7. Ibid. p.107-113
8. The Art of Rock Drawings and the Settlement of Yemen in Prehistoric Times – Part nine: Jarf Al-Abel and Al-Nabera are two rocky sites in the Dali area – Frank Bremer, Pierre Bodo, Remy Crassard, Mohammed Manqoush (2009) p 135.
9. Rashad, M. (2009). Op. cit., p 107-108.
10. Bremer,F., Bodo, p., Crassard, R. & Manqoush, M. (2009). The Art of Rock Drawings and Settlement of Yemen in Prehistoric Times – Part nine: Jarf Al-Abel and Al-Nabera Are Two Rocky Sites in the Dali Area, p 138.
11. Rashad, M. (2009). Op. cit., p 140.
12. Bednarik, R. G. (2013). Myths about Rock Art. Journal of Literature and Art Studies, 3(8), 482-500.
13. Mithen, S. J. (1996). Op. cit., p 23-22.

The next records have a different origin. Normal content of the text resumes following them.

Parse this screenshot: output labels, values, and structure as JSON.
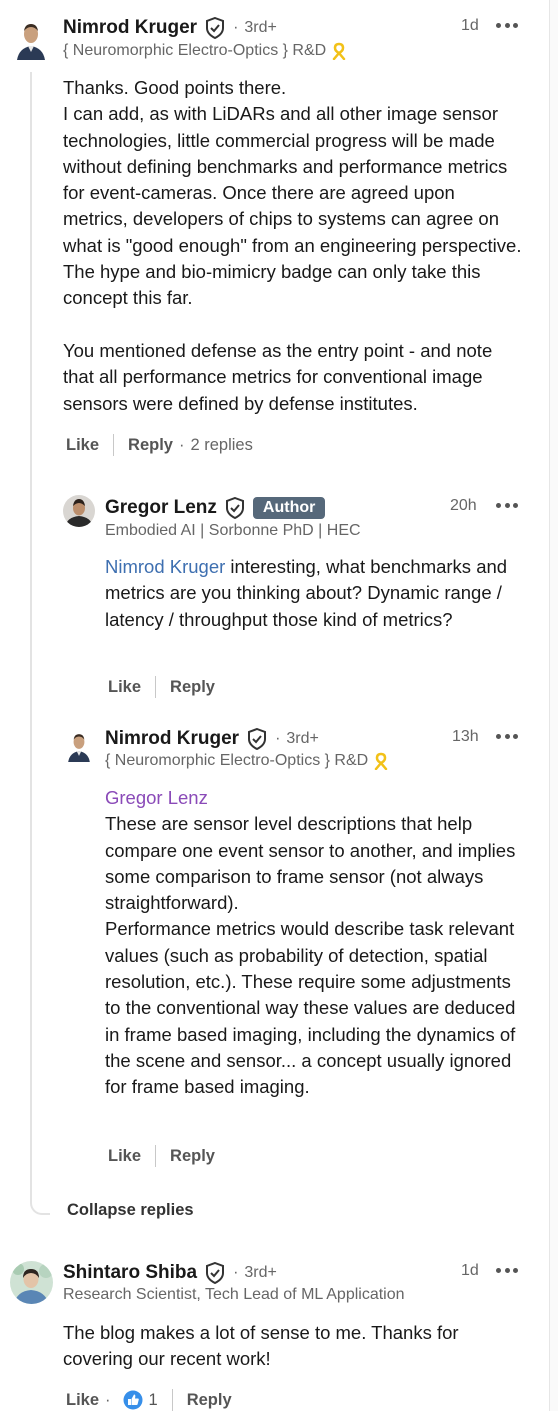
{
  "comments": [
    {
      "author": "Nimrod Kruger",
      "degree": "3rd+",
      "headline": "{ Neuromorphic Electro-Optics } R&D",
      "time": "1d",
      "paragraphs": [
        "Thanks. Good points there.",
        "I can add, as with LiDARs and all other image sensor technologies, little commercial progress will be made without defining benchmarks and performance metrics for event-cameras. Once there are agreed upon metrics, developers of chips to systems can agree on what is \"good enough\" from an engineering perspective. The hype and bio-mimicry badge can only take this concept this far.",
        "",
        "You mentioned defense as the entry point - and note that all performance metrics for conventional image sensors were defined by defense institutes."
      ],
      "like_label": "Like",
      "reply_label": "Reply",
      "replies_count": "2 replies"
    },
    {
      "author": "Gregor Lenz",
      "badge": "Author",
      "headline": "Embodied AI | Sorbonne PhD | HEC",
      "time": "20h",
      "mention": "Nimrod Kruger",
      "text": " interesting, what benchmarks and metrics are you thinking about? Dynamic range / latency / throughput those kind of metrics?",
      "like_label": "Like",
      "reply_label": "Reply"
    },
    {
      "author": "Nimrod Kruger",
      "degree": "3rd+",
      "headline": "{ Neuromorphic Electro-Optics } R&D",
      "time": "13h",
      "mention": "Gregor Lenz",
      "paragraphs": [
        "These are sensor level descriptions that help compare one event sensor to another, and implies some comparison to frame sensor (not always straightforward).",
        "Performance metrics would describe task relevant values (such as probability of detection, spatial resolution, etc.). These require some adjustments to the conventional way these values are deduced in frame based imaging, including the dynamics of the scene and sensor... a concept usually ignored for frame based imaging."
      ],
      "like_label": "Like",
      "reply_label": "Reply"
    },
    {
      "author": "Shintaro Shiba",
      "degree": "3rd+",
      "headline": "Research Scientist, Tech Lead of ML Application",
      "time": "1d",
      "text": "The blog makes a lot of sense to me. Thanks for covering our recent work!",
      "like_label": "Like",
      "reaction_count": "1",
      "reply_label": "Reply"
    }
  ],
  "collapse_label": "Collapse replies",
  "separator_dot": "·",
  "colors": {
    "mention_blue": "#3e6fb0",
    "mention_purple": "#8a4ab8",
    "author_badge": "#56687a",
    "reaction_blue": "#378fe9"
  },
  "icons": {
    "verified": "shield-check-icon",
    "ribbon": "yellow-ribbon-icon",
    "more": "more-horizontal-icon",
    "reaction": "thumbs-up-icon"
  }
}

14. Bednarik, R. G. (2013). Op. cit.,p 483.